What: Gift-worthy chocolate bars topped with a custom mix of toppings
Price range: Roughly $10 to $15 based on my bars, depending the toppings
Recommended chocolates: All of them
Recommended toppings: Honey chocolate drops, strawberry chocolate drops, real gold flakes, dried raspberry, dried strawberry, anise seed, hazelnut brittle, toasted hazelnuts, marzipan rose
When I received a very friendly email from Carmen at Chocri offering to send me three of their custom chocolate bars in the hopes of hearing my opinion of them, I jumped at the chance to do a review.
Okay, okay, I got very excited about the prospect of free fancy chocolate and then didn’t respond to the email for months. Oops. Pregnancy does odd things to the brain. But once I started to get the hang of my new full-time mommy job, the siren song of my food blog started calling to me, and I remembered the offer. Then I jumped at the chance, and Chocri was kind enough to give me a belated shot at it.
Now, I have to admit my first thought when I checked out their site (http://createmychocolate.com/) was I could make that. Anyone with a creative bent has had that thought before, whether looking at something in a boutique or magazine or online. Usually it accompanies an urge to purchase said item. But no matter how much you want it, no matter how much you acknowledge the ingenuity of the person or company who came up with it and or at least put a novel spin on it, I could make that is usually enough to keep your wallet in your purse or pocket, even when you know you never will get around to it.
I was getting the chocolate bars for free, but even so I was haunted by the I could make that vibe as I set off to explore the site. I had this idea that the bars would be way better or more fun or something similarly vague yet persuasive if I made them myself. And I certainly wouldn’t pay for something I could make in my own kitchen. Continue reading
What’s the number one omnivore’s treat that vegetarians miss eating? Okay, fine, technically it’s bacon (don’t ask me why that is, as I don’t miss it at all), but I’m going to bet that marshmallows come more or less right after it, definitely in the top five.
This hole in the vegetarian’s candy jar is hard enough in the summer, surrounded by blissfully happy s’more-toasters at any campfire you twirl a veggie dog over. But months later, Easter hops onto the scene, and suddenly us vegetarians are surrounded by not only chocolate-covered marshmallow eggs, but Peeps, glorious Peeps.
A few years ago, I started satisfying s’mores cravings with a complicated procedure involving a low-heat oven, Marshmallow Fluff and a blow torch, but then homemade marshmallows became all the rage. It killed me even more than I not only couldn’t eat regular marshmallows, but I also couldn’t make their gourmet grown-up cousins. I saw a recipe for marshmallows made with agar at one point, but I was never really keen to try it knowing the kind of brittle, flaky gel agar tends to produce. At one point, there was a brand of vegetarian marshmallows on the market, but they were outed as not actually being vegetarian before I got my hands on a bag.

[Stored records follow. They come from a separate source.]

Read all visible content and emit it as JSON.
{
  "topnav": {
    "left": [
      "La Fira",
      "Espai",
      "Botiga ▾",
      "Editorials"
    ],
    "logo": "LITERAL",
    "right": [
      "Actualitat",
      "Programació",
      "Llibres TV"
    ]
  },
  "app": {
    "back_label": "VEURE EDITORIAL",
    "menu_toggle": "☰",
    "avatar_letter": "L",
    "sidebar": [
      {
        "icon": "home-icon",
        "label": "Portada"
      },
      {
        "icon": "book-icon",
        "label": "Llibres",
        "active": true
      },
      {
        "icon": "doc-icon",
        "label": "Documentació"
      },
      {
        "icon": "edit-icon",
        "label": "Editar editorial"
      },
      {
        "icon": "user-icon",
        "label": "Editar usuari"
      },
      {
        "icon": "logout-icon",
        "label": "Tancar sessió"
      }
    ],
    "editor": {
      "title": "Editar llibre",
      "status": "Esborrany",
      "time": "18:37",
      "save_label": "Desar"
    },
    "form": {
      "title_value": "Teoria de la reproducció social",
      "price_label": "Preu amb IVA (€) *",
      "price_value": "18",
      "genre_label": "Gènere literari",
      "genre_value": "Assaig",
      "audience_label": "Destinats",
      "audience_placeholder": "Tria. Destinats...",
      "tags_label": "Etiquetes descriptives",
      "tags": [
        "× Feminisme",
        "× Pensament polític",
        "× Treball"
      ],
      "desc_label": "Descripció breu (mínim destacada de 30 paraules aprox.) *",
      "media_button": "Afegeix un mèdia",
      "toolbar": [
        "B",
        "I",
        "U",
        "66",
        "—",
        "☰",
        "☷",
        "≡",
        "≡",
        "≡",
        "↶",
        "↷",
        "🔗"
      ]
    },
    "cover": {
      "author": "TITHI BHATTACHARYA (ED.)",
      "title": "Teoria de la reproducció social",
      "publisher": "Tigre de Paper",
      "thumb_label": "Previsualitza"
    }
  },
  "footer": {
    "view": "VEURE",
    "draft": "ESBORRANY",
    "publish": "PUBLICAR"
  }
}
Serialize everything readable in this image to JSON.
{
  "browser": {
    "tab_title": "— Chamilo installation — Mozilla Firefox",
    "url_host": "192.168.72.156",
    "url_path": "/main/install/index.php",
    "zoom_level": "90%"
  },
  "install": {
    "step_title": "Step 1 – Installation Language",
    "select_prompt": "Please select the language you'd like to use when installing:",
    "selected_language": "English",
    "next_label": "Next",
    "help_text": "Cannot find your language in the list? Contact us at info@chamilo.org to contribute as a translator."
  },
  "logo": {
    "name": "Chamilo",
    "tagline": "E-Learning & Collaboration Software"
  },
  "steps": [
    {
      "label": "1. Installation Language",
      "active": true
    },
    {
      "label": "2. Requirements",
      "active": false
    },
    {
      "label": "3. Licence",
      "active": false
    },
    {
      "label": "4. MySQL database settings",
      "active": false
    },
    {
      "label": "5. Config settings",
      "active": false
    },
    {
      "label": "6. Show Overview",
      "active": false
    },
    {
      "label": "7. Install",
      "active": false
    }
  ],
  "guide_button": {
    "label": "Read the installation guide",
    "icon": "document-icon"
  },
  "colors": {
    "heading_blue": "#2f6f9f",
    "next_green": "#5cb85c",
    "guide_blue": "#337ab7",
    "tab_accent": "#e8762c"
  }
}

Fortunately, the situation is on its way to being resolved. Last year, Chris started getting curious about molecular gastronomy stuff, and one of the interesting recipes he came across was a recipe for marshmallows set with xanthan gum rather than gelatin. It’s from Texture: A hydrocolloid recipe collection, a free PDF download at khymos.org that contains all sorts of interesting recipes, from the weird to the ingenious. He made them, and even though he over-cooked the sugar and made “caramel marshmallows”, I was really amazed at how good the texture and flavor were.
Cadbury Creme Eggs: a guilty pleasure if there ever was one. If they were available all year long, I’m sure I’d be able to resist them, but because they’re so intimately linked to springtime and Easter, it seems almost irreverent not to buy a few each year.
I’m one of those people who everyone should be jealous of because I have the good fortune to have in-laws that I really, truly love having in my life. My mother-in-law in particular is an enthusiastic supporter of the blog and sent a request for a blog-worthy contribution for Easter through the contact form on the website. I was very excited about that because it was the first message I got that way! Her request got me thinking about Easter and what I could make. I wanted to do something different, and because I can’t resist a food pun once I’ve thought of it, the Cadbury Creme Brul’egg was born.
I bought both normal and mini Cadbury Creme Eggs at the store on Saturday. I also spotted these chicken-footed egg cups at Whole Foods and picked them up because they were oven safe and went with the eggy theme so well. Each of the egg cups got one mini egg, and I experimented with one large egg in two of the four ounce ramekins and three mini ones in the other two.